How Long Will It Take?

  • Superficial parotidectomy—3 to 4 hours
  • Total parotidectomy—5 hours

How Much Will It Hurt?

Anesthesia will prevent pain during surgery. The area will be sore after the surgery. Medicine will help manage discomfort.

Average Hospital Stay

You may be able to go home the same day. You may need to stay longer if there are any complications.

Post-procedure Care

At the Hospital

After the surgery is over, you will be moved to a recovery room. The care team will monitor you. The staff will:

  • Check your facial movements by asking you to smile or pout.
  • Show you how to care for the drain.

During your stay, the hospital staff will take steps to reduce your chance of infection, such as:

  • Washing their hands
  • Wearing gloves or masks
  • Keeping your incisions covered

There are also steps you can take to reduce your chance of infection, such as:

  • Washing your hands often and reminding your healthcare providers to do the same
  • Reminding your healthcare providers to wear gloves or masks
  • Not allowing others to touch your incision
At Home

You will need to take it easy for the first few days. Certain actions like strenuous activity will need to be avoided. You will also need to follow care instructions for the drain.

Call Your Doctor

Contact your doctor if your recovery is not progressing as expected or you develop complications such as:

  • Signs of infection, including fever and chills
  • Redness, swelling, increasing pain, a lot of bleeding, or discharge from the surgery site
  • Persistent nausea and/or vomiting
  • Pain that you cannot control with the medications you were given
  • Cough, shortness of breath, or chest pain
  • Spitting or vomiting blood
  • New or worsening symptoms

If you think you have an emergency, call for medical help right away.


American Academy of Otolaryngology—Head and Neck Surgery 

American Cancer Society 


Canadian Cancer Society 

Canadian Society of Otolaryngology 


Chronic recurrent parotitis. EBSCO DynaMed website. Available at: . Updated May 28, 2015. Accessed December 28, 2018.

Salivary gland tumors.

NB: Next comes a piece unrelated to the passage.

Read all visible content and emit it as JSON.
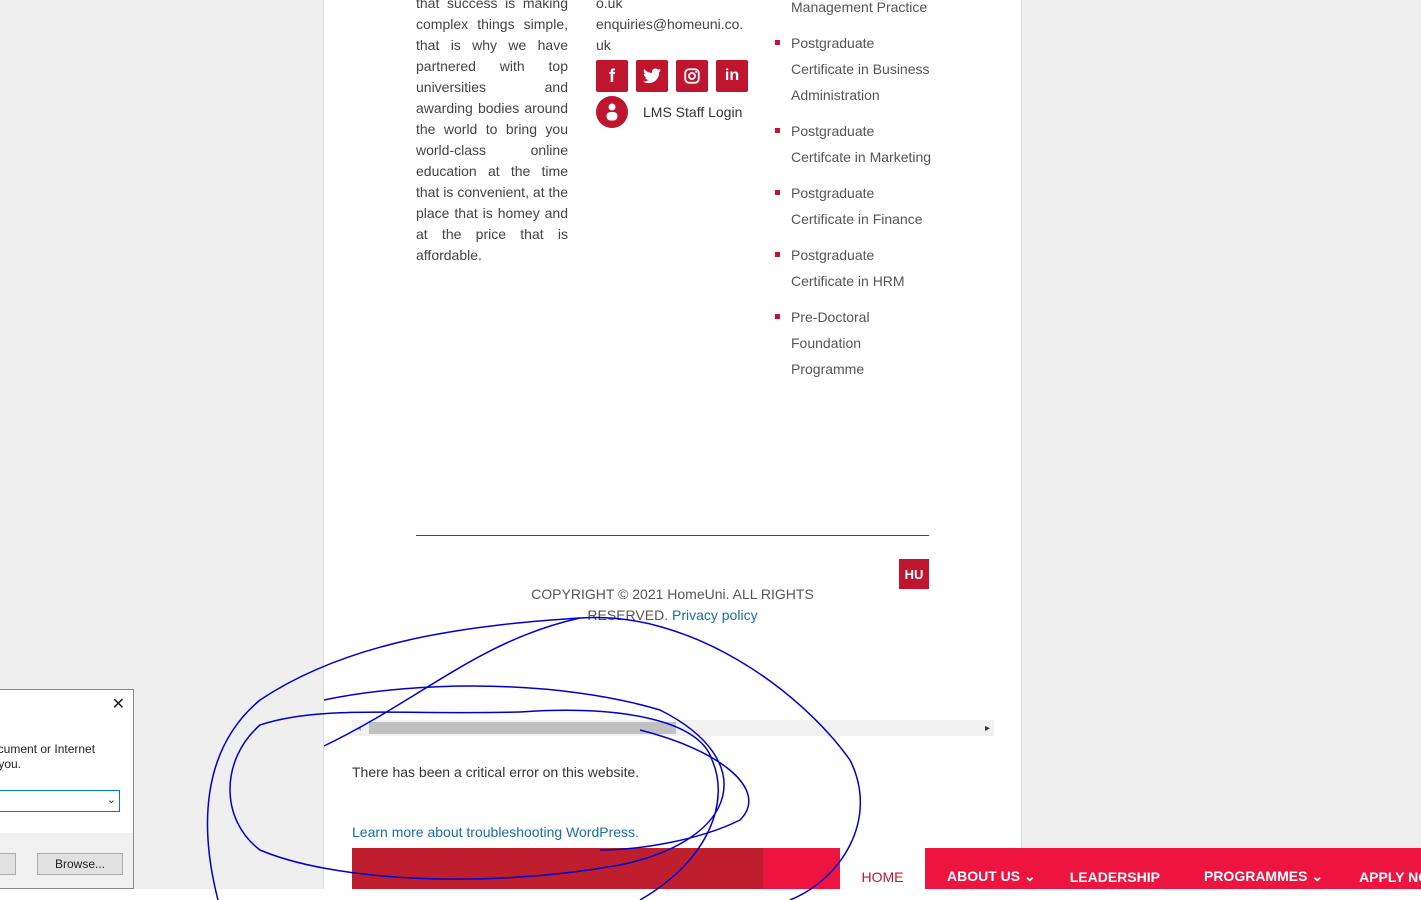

EBSCO DynaMed website. Available at: Updated January 15, 2017. Accessed December 28, 2018.

Parotidectomy. Memorial Sloan Ketterin Cancer Center website. Available at: Accessed December 28, 2018.

Revision Information